◆ **ABOUT THIS TASK**:
Scan the entries that follow and copy out every line containing "into".

BEGIN DATA PROVIDED

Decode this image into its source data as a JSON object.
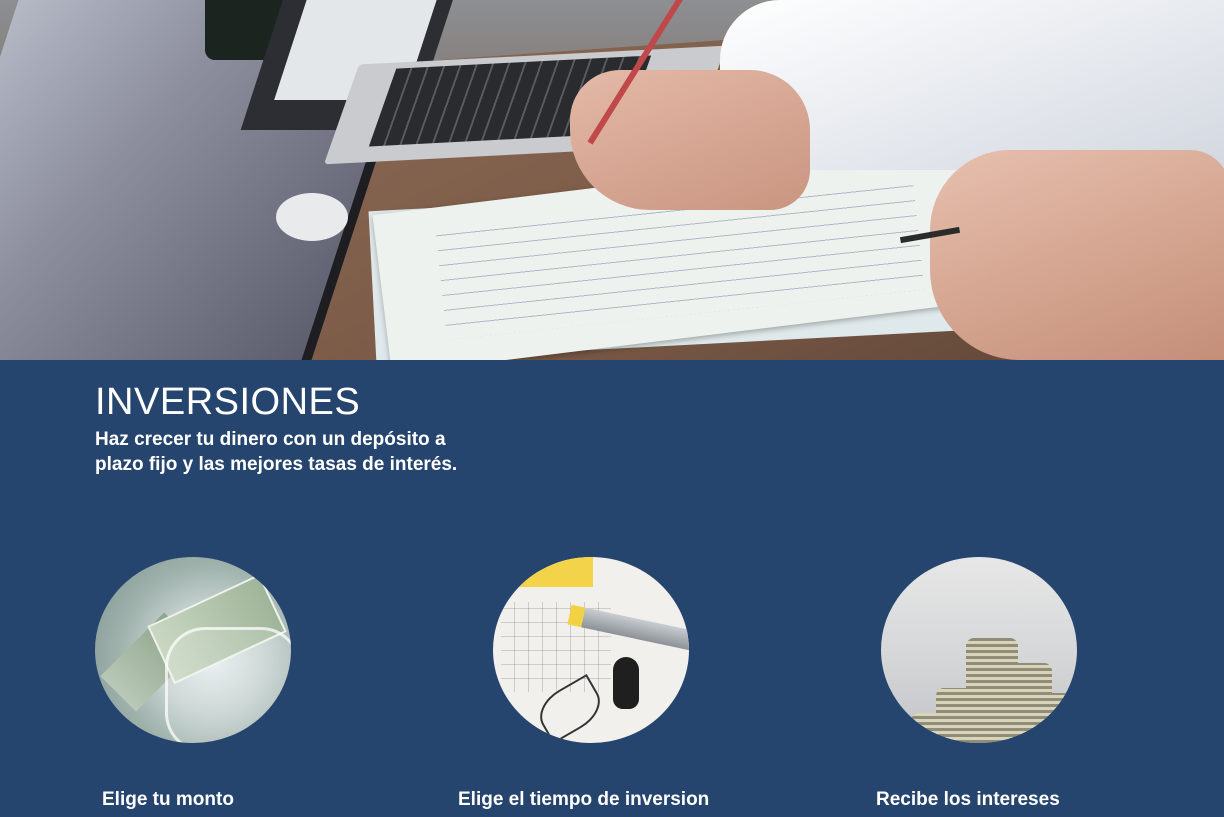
{
  "hero": {
    "image_alt": "Business people planning with pencil and papers on a desk"
  },
  "main": {
    "title": "INVERSIONES",
    "subtitle": "Haz crecer tu dinero con un depósito a plazo fijo y las mejores tasas de interés."
  },
  "steps": [
    {
      "label": "Elige tu monto",
      "image": "money-jar-image"
    },
    {
      "label": "Elige el tiempo de inversion",
      "image": "calendar-image"
    },
    {
      "label": "Recibe los intereses",
      "image": "coin-stacks-image"
    }
  ],
  "colors": {
    "background": "#26456e",
    "text": "#ffffff"
  }
}
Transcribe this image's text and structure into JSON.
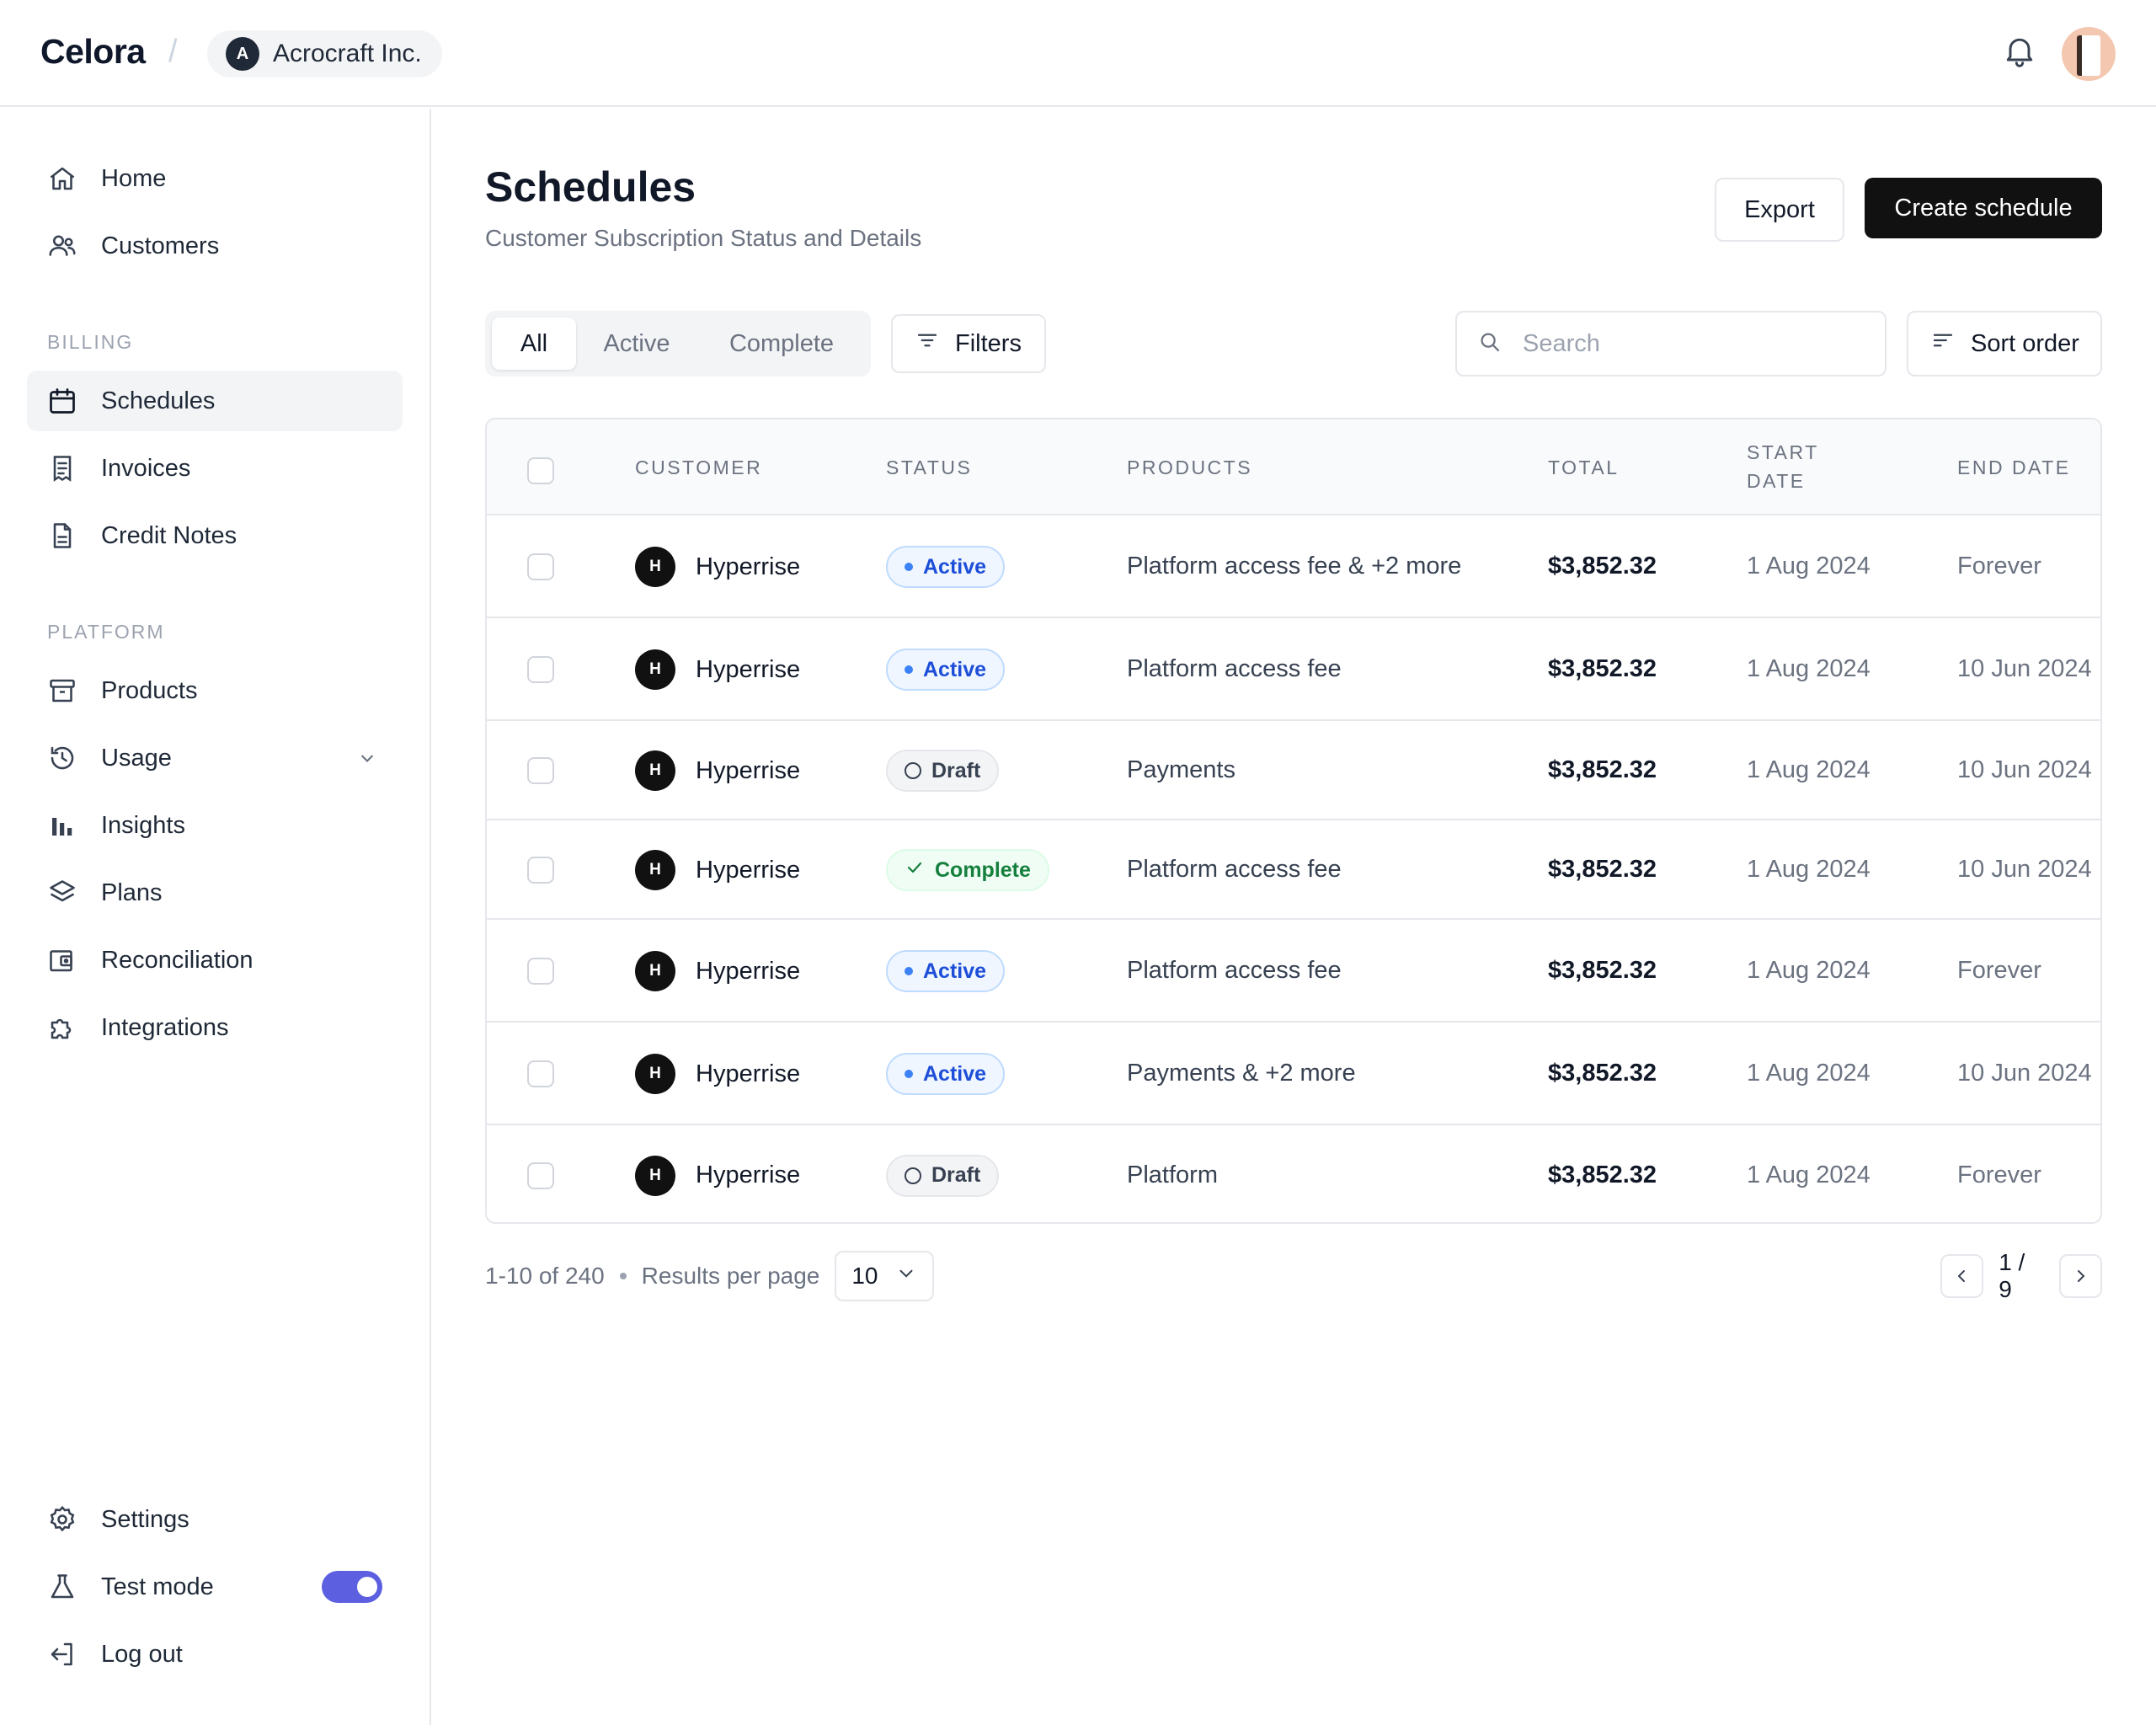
{
  "header": {
    "brand": "Celora",
    "separator": "/",
    "org": {
      "initial": "A",
      "name": "Acrocraft Inc."
    }
  },
  "sidebar": {
    "items_top": [
      {
        "label": "Home",
        "icon": "home-icon"
      },
      {
        "label": "Customers",
        "icon": "users-icon"
      }
    ],
    "section_billing": "BILLING",
    "items_billing": [
      {
        "label": "Schedules",
        "icon": "calendar-icon",
        "active": true
      },
      {
        "label": "Invoices",
        "icon": "receipt-icon"
      },
      {
        "label": "Credit Notes",
        "icon": "document-icon"
      }
    ],
    "section_platform": "PLATFORM",
    "items_platform": [
      {
        "label": "Products",
        "icon": "archive-box-icon"
      },
      {
        "label": "Usage",
        "icon": "history-icon",
        "expandable": true
      },
      {
        "label": "Insights",
        "icon": "bar-chart-icon"
      },
      {
        "label": "Plans",
        "icon": "layers-icon"
      },
      {
        "label": "Reconciliation",
        "icon": "wallet-icon"
      },
      {
        "label": "Integrations",
        "icon": "puzzle-icon"
      }
    ],
    "items_bottom": [
      {
        "label": "Settings",
        "icon": "gear-icon"
      },
      {
        "label": "Test mode",
        "icon": "flask-icon",
        "toggle_on": true
      },
      {
        "label": "Log out",
        "icon": "logout-icon"
      }
    ]
  },
  "main": {
    "title": "Schedules",
    "subtitle": "Customer Subscription Status and Details",
    "export_label": "Export",
    "create_label": "Create schedule",
    "tabs": [
      {
        "label": "All",
        "selected": true
      },
      {
        "label": "Active",
        "selected": false
      },
      {
        "label": "Complete",
        "selected": false
      }
    ],
    "filters_label": "Filters",
    "search_placeholder": "Search",
    "sort_label": "Sort order"
  },
  "table": {
    "columns": {
      "customer": "CUSTOMER",
      "status": "STATUS",
      "products": "PRODUCTS",
      "total": "TOTAL",
      "start_date_line1": "START",
      "start_date_line2": "DATE",
      "end_date": "END DATE"
    },
    "rows": [
      {
        "initial": "H",
        "customer": "Hyperrise",
        "status": "Active",
        "status_kind": "active",
        "products": "Platform access fee & +2 more",
        "total": "$3,852.32",
        "start": "1 Aug 2024",
        "end": "Forever"
      },
      {
        "initial": "H",
        "customer": "Hyperrise",
        "status": "Active",
        "status_kind": "active",
        "products": "Platform access fee",
        "total": "$3,852.32",
        "start": "1 Aug 2024",
        "end": "10 Jun 2024"
      },
      {
        "initial": "H",
        "customer": "Hyperrise",
        "status": "Draft",
        "status_kind": "draft",
        "products": "Payments",
        "total": "$3,852.32",
        "start": "1 Aug 2024",
        "end": "10 Jun 2024"
      },
      {
        "initial": "H",
        "customer": "Hyperrise",
        "status": "Complete",
        "status_kind": "complete",
        "products": "Platform access fee",
        "total": "$3,852.32",
        "start": "1 Aug 2024",
        "end": "10 Jun 2024"
      },
      {
        "initial": "H",
        "customer": "Hyperrise",
        "status": "Active",
        "status_kind": "active",
        "products": "Platform access fee",
        "total": "$3,852.32",
        "start": "1 Aug 2024",
        "end": "Forever"
      },
      {
        "initial": "H",
        "customer": "Hyperrise",
        "status": "Active",
        "status_kind": "active",
        "products": "Payments & +2 more",
        "total": "$3,852.32",
        "start": "1 Aug 2024",
        "end": "10 Jun 2024"
      },
      {
        "initial": "H",
        "customer": "Hyperrise",
        "status": "Draft",
        "status_kind": "draft",
        "products": "Platform",
        "total": "$3,852.32",
        "start": "1 Aug 2024",
        "end": "Forever"
      }
    ]
  },
  "footer": {
    "range": "1-10 of 240",
    "per_page_label": "Results per page",
    "per_page_value": "10",
    "page": "1 / 9"
  },
  "colors": {
    "accent_toggle": "#5b5fe0",
    "primary_button": "#111111",
    "active_badge": "#1d4ed8",
    "complete_badge": "#15803d"
  }
}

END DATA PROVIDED

◆ **RESULT FOR THIS TASK**:
Decode this image into its source data as a JSON object.
Transcribe this image's text and structure into JSON.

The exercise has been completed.